* **Source data**
============================================================
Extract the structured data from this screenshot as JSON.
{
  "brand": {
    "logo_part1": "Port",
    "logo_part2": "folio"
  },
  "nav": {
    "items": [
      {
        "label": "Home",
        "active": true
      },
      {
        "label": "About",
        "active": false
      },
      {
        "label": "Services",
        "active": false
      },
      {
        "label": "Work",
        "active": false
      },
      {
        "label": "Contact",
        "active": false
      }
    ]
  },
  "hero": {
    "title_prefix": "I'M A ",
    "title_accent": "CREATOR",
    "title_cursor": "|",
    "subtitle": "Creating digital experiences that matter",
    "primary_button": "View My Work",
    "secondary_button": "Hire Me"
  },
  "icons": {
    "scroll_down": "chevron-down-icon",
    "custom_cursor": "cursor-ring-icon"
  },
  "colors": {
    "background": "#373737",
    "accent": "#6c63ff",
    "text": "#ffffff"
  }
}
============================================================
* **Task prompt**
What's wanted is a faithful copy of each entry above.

* **Expected answer**
Extract the structured data from this screenshot as JSON.
{
  "brand": {
    "logo_part1": "Port",
    "logo_part2": "folio"
  },
  "nav": {
    "items": [
      {
        "label": "Home",
        "active": true
      },
      {
        "label": "About",
        "active": false
      },
      {
        "label": "Services",
        "active": false
      },
      {
        "label": "Work",
        "active": false
      },
      {
        "label": "Contact",
        "active": false
      }
    ]
  },
  "hero": {
    "title_prefix": "I'M A ",
    "title_accent": "CREATOR",
    "title_cursor": "|",
    "subtitle": "Creating digital experiences that matter",
    "primary_button": "View My Work",
    "secondary_button": "Hire Me"
  },
  "icons": {
    "scroll_down": "chevron-down-icon",
    "custom_cursor": "cursor-ring-icon"
  },
  "colors": {
    "background": "#373737",
    "accent": "#6c63ff",
    "text": "#ffffff"
  }
}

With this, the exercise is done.